E-mail: buki@ocean.org.il
Ildiko ML Somorjai
School of Biology, University of St Andrews, Scotland, UK
E-mail: imls@st-andrews.ac.uk
Michela Sugni
Department of Political and Environmental Sciences, University of Milano, Milano, Italy
E-mail: michela.sugni@unimi.it

How to reach Chioggia
Chioggia is a picturesque town on the south of the Venice Lagoon (https://en.wikipedia.org/wiki/Chioggia). It is connected to Venice by regular buses (quickest way) and by boats. There is a direct connection to the airport of Venice
By plane
The nearest international airport is Venice Marco Polo.
From there, there are regular shuttle buses to Venice Piazzale Roma (30-min trip, bus nr. 5 and nr. 35 every 10’ and cost € 8 per ride), where the buses to Chioggia leave (1-h trip to Chioggia).
There is also a direct bus service from Venice airport to Chioggia (90-min trip; at € 6.40). The provider is Arriva Veneto (www.arrivaveneto.it), bus nr. 80, stop at Chioggia Campo Marconi. Please notice that buses are not regular on Sundays.
Some low-cost companies reach the airport of Venice Treviso. From there, regular buses to Venice Piazzale Roma (1-h trip) are available: www.atvo.it, buses every 30’ at € 22 return ride.
From Piazzale Roma change bus to Chioggia. Please notice that buses are not regular on Sundays.
In Chioggia the bus stop is located immediately out of the historical town centre , so you have to walk 5-10 min to reach the accommodation site of Palazzo Grassi (see map1).
By car
Chioggia is connected to the “Romea” road (SS3209).
It is not possible to find public parking on Chioggia.
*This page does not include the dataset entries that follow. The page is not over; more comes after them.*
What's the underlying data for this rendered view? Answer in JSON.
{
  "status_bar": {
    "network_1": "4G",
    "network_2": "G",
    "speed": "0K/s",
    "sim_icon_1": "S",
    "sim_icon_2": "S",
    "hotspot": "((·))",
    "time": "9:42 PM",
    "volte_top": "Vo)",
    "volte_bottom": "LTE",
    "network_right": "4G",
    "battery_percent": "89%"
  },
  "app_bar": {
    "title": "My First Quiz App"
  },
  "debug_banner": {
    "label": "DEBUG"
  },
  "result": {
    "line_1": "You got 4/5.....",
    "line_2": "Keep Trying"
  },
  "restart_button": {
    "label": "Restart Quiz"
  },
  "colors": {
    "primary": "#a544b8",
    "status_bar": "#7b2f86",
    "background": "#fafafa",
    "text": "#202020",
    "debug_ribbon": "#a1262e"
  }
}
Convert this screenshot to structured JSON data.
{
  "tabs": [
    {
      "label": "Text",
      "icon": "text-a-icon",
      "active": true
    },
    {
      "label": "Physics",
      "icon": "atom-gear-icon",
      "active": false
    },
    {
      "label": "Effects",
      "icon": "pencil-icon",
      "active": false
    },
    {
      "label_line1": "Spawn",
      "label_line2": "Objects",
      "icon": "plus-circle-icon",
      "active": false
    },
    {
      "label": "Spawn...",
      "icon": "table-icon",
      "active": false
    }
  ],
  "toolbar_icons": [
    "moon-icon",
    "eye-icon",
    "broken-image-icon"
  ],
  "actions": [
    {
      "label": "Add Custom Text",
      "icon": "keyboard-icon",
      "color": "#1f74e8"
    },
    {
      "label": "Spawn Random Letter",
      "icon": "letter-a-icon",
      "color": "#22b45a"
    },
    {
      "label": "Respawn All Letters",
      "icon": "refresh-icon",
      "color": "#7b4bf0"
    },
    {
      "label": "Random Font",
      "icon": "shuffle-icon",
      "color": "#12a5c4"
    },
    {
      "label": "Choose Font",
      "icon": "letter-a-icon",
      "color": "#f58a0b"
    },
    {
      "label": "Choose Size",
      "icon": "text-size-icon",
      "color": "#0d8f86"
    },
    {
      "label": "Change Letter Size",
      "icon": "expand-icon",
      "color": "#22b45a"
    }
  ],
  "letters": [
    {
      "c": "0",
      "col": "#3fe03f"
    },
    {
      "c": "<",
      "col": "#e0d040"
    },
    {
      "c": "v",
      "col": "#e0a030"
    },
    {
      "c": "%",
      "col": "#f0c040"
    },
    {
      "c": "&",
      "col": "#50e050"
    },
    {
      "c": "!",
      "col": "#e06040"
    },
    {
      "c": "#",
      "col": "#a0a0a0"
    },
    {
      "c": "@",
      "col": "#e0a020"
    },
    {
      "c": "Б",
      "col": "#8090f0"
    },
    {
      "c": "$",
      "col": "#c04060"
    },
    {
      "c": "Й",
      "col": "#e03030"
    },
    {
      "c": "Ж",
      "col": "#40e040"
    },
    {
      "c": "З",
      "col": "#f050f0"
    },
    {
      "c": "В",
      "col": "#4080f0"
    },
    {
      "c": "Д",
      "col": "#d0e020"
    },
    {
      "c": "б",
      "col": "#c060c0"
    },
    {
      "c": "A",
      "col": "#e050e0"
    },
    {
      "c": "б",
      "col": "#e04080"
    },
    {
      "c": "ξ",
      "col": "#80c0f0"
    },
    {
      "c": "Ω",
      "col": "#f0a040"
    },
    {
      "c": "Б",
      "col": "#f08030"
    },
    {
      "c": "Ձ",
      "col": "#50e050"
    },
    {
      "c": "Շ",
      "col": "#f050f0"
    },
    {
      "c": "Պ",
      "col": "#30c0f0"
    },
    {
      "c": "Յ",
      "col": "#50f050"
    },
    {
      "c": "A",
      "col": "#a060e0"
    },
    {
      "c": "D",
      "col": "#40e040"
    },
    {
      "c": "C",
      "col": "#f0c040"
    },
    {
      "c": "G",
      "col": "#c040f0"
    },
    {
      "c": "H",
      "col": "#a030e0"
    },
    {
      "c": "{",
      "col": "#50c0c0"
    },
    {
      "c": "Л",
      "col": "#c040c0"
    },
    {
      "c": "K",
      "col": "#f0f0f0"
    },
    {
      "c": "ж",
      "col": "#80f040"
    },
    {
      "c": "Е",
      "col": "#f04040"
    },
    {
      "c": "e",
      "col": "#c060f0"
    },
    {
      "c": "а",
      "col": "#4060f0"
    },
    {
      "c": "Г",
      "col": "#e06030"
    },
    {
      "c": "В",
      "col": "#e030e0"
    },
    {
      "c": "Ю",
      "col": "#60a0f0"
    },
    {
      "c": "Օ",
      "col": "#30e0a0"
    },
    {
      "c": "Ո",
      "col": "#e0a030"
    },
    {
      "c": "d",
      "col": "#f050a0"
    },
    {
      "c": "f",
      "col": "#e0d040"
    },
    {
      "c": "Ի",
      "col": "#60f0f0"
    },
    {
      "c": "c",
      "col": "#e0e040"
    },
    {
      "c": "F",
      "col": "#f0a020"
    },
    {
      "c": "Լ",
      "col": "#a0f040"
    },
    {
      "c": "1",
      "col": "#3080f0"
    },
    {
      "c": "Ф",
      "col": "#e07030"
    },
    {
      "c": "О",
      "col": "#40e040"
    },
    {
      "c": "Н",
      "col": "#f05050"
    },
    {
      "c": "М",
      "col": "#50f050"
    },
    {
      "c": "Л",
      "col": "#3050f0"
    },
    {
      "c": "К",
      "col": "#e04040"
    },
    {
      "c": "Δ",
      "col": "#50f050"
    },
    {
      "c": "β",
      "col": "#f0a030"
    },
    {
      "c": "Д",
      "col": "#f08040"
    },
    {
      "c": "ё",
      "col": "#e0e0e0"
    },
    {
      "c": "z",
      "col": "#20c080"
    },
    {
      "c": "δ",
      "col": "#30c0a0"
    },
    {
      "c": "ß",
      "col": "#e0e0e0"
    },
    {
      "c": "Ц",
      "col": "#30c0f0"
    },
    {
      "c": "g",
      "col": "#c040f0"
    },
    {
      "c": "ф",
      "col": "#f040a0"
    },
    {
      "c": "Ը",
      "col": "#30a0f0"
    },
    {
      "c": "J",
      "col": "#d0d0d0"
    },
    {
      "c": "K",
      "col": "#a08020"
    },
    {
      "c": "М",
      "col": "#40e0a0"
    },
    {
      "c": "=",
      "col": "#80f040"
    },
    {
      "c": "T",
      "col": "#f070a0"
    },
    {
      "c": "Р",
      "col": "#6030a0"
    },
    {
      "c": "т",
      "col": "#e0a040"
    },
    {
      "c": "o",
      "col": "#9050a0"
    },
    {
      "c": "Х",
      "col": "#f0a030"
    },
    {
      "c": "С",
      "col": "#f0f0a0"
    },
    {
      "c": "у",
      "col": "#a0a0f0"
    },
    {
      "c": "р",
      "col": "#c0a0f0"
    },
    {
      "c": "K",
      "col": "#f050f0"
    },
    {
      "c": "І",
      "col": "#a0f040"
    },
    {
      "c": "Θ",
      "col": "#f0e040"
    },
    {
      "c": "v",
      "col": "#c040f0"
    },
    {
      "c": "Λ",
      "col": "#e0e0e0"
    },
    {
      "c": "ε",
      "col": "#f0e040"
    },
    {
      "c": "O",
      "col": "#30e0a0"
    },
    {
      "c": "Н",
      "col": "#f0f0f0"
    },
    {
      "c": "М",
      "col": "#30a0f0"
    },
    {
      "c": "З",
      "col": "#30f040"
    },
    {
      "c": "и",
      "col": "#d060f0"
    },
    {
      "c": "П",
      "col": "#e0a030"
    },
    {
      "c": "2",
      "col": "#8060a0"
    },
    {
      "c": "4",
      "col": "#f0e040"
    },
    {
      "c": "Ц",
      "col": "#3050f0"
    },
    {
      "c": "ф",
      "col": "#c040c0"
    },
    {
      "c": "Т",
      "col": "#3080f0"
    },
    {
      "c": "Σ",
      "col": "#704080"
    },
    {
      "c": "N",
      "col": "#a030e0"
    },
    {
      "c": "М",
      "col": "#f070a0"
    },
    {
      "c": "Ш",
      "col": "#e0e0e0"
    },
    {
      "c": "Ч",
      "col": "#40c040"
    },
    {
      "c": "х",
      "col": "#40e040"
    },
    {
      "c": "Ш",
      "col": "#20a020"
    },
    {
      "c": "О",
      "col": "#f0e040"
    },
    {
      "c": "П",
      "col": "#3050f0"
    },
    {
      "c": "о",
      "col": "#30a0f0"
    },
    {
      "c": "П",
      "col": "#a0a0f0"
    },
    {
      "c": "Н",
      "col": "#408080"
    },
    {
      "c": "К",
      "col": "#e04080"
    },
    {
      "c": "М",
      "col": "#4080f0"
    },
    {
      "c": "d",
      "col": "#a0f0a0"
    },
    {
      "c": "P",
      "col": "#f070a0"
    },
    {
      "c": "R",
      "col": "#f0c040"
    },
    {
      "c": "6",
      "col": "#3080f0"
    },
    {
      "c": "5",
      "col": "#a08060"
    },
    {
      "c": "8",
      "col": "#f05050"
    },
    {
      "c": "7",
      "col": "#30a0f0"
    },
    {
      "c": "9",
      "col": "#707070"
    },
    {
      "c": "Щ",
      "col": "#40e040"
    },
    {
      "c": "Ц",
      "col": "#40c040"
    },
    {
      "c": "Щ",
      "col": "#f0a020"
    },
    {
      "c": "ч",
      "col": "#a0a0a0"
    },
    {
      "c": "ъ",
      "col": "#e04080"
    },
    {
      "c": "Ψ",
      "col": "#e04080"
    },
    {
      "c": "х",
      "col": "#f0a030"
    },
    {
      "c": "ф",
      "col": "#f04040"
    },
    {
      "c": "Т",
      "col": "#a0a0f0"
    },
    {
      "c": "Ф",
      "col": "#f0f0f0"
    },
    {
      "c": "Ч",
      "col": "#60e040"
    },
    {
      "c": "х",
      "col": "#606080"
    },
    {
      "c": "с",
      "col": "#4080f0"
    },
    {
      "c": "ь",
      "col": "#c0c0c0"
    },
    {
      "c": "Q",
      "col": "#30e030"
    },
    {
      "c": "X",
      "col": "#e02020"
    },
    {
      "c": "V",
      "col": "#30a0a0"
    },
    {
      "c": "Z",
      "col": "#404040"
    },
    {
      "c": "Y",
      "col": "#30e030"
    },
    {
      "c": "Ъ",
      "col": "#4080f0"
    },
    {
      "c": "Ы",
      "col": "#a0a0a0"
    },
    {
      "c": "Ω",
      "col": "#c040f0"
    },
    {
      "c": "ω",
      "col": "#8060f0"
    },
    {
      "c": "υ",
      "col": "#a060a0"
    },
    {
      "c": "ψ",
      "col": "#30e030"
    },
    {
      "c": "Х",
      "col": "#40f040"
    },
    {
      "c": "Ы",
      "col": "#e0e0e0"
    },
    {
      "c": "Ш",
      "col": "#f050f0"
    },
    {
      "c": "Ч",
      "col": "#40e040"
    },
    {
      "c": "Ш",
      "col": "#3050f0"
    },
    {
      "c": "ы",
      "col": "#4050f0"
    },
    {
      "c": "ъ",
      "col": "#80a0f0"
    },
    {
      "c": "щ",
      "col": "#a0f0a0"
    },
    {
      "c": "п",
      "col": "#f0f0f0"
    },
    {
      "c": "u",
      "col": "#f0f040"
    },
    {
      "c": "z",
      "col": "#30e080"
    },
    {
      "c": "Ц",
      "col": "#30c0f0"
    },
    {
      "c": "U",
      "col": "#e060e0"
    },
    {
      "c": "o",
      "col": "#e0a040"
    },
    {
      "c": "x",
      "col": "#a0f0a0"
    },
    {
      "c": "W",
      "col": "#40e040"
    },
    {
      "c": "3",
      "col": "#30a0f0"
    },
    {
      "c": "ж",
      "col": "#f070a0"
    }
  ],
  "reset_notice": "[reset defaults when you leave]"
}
There is a big parking (payment is required) in the “Isola dell’Unione”, the island between Chioggia and Sottomarina (see map2). Some parking places for small cars are available at Palazzo Grassi. Please, contact the organiser in  case you are planning to come by car.
Financial support:
For the financial support please refer to the Financial rules which will be sent separately to final school Trainers and Trainees.
Please contact our admin. for any question or doubt on it before booking your journey.
Local Organiser of the event:
University of Padua – Department of Biology
Via Ugo Bassi 58/b – I - 35131 Padova
Prof. Loriano Ballarin
Email: loriano.ballarin@unipd.it
Phone (office) +39 049 8276197
Phone 2 (mobile) +39 328 8345580
For admin. questions please contact:
 Luisa Talamo
Email: luisa.talamo@unipd.it
Phone (office hr) +39 049 827 6242

– 2nd International Summer School –
September 9-13, 2019
An integrated approach to marine invertebrate biodiversity:
evolutionary and functional adaptations
Registration and deadline
Deadline for registration August, 31st, 2019
Send applications to: loriano.ballarin@unipd.it, luisa.talamo@unipd.it
Applications should include full department address, phone, fax, e-mail (see form below) together with a short curriculum vitae, description of the applicant’s current research interest, and a letter of presentation written by a tutor from applicant’s home institution.
Applications will be evaluated and all applicants will be notified by e-mail.
Maximum number of trainees: 15.
According to the COST rules, trainees from countries participating in the COST Action 16203 – MARISTEM will be preferentially selected.
Trainees should be engaged in an official research programme as a PhD Student or postdoctoral fellow or employed by, or affiliated to, an institution, organisation or legal entity which has within its remit a clear association with performing research.
Once selected, trainees must register for an e-COST profile at https://e-services.cost.eu.
COST will cover the expenses of the materials and of lunches/coffee break. A support to travel and accommodation expenses will be given to participants of the COST countries in the form of a grant of 290 euros. A special price of 25 euros per night has been agreed at the Domus Clugiae guesthouse, in Chioggia, for trainees, in double or triple rooms, breakfast included.